Last night, I had a question about Jonathan Swift, and pulled down my college copy of The Restoration and the Eighteenth Century, bought during my first week at Columbia in 1989. (Parenthetical note: why was a teenager with a sketchy command of English history allowed to take Augustan literature before Middle English and the Renaissance? Where was my advisor? Did I even have an advisor? “Absalom and Achitophel”? Anyhow. I guess it worked out.)

Browsing through Swift, I came across the heavily-highlighted, vaguely-recalled Spider and Bee episode from “The Battle of the Books,” in which the arrogant Modern Spider (scientific, self-reliant, predatory) argues with the serene Ancient Bee (philosophical, collaborative, beneficial). Swift’s sympathies, in 1704, lay squarely with the Bee, who “with long search, much study, true judgment, and distinction of things, brings home honey and wax.” Aesop gets the last word: “As for us the Ancients, we are content with the Bee to pretend to nothing of our own beyond our wings and our voice, that is to say, our flights and our language. For the rest, whatever we have got, has been by infinite labour and search and ranging through every corner of nature; the difference is that, instead of dirt and poison, we have rather chosen to fill our hives with honey and wax, thus furnishing mankind with the two noblest of things, which are sweetness and light.”

Not the quote I was after, but I’m glad it’s the one I found.

Swift

Honey & Wax 2.0
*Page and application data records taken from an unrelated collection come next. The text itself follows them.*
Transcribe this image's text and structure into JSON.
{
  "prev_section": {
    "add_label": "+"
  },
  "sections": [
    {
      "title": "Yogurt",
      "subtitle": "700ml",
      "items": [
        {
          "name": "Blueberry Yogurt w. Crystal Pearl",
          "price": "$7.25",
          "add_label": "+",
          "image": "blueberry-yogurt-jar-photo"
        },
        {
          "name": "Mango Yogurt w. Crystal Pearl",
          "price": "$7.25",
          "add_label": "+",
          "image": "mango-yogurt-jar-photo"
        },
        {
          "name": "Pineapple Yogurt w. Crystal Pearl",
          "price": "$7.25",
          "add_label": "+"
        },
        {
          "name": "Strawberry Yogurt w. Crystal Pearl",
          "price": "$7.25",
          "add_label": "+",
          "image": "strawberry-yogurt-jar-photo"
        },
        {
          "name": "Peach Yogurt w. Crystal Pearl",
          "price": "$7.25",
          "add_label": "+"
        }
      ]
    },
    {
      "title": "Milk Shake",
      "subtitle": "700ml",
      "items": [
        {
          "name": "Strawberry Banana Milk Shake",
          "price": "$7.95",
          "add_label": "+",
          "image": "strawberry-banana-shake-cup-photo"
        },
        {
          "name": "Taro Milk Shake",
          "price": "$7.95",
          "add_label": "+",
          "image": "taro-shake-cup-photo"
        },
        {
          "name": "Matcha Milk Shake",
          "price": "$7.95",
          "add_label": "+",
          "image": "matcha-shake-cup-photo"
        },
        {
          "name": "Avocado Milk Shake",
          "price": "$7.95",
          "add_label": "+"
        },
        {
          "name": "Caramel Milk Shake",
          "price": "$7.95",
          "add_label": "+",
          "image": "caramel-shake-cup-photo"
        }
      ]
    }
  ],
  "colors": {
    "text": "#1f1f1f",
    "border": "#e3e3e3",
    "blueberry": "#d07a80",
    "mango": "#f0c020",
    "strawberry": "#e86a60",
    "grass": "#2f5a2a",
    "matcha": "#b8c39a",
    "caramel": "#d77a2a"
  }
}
It’s on! After two years, Honey & Wax has moved into a proper office. I no longer have to contemplate the fate of the Collyer brothers every time I return from a book fair. Come visit, by chance or appointment: Honey & Wax Booksellers, 540 President Street at the Brooklyn Creative League. The office with the yellow door!

Our apartment was like a clown car. More and more books kept pouring out of it.

The apartment was like a clown car. More and more books kept pouring out of it.

This photograph was obscured by stacks of uncatalogued books for two years. We forgot it was up there.

This photograph was obscured by stacks of uncatalogued books for two years. We forgot it was up there.

I ran out of crates and boxes and had to turn to promotional tote bags.

We ran out of crates and boxes and had to turn to promotional tote bags.

Ryan from Dynamite Van, being a good sport.

Ryan from Dynamite Van, a good sport even after his rare book thumb injury.

Meanwhile, over at the Creative League, Guillermo and Anton were laying the rug and assembling the cases.

Meanwhile, over at the Creative League, Guillermo and Anton were laying the rug and assembling the cases.

No books on the floor!

No books on the floor! A first.

Come visit! By chance or appointment: 540 President Street in Brooklyn.

Onward.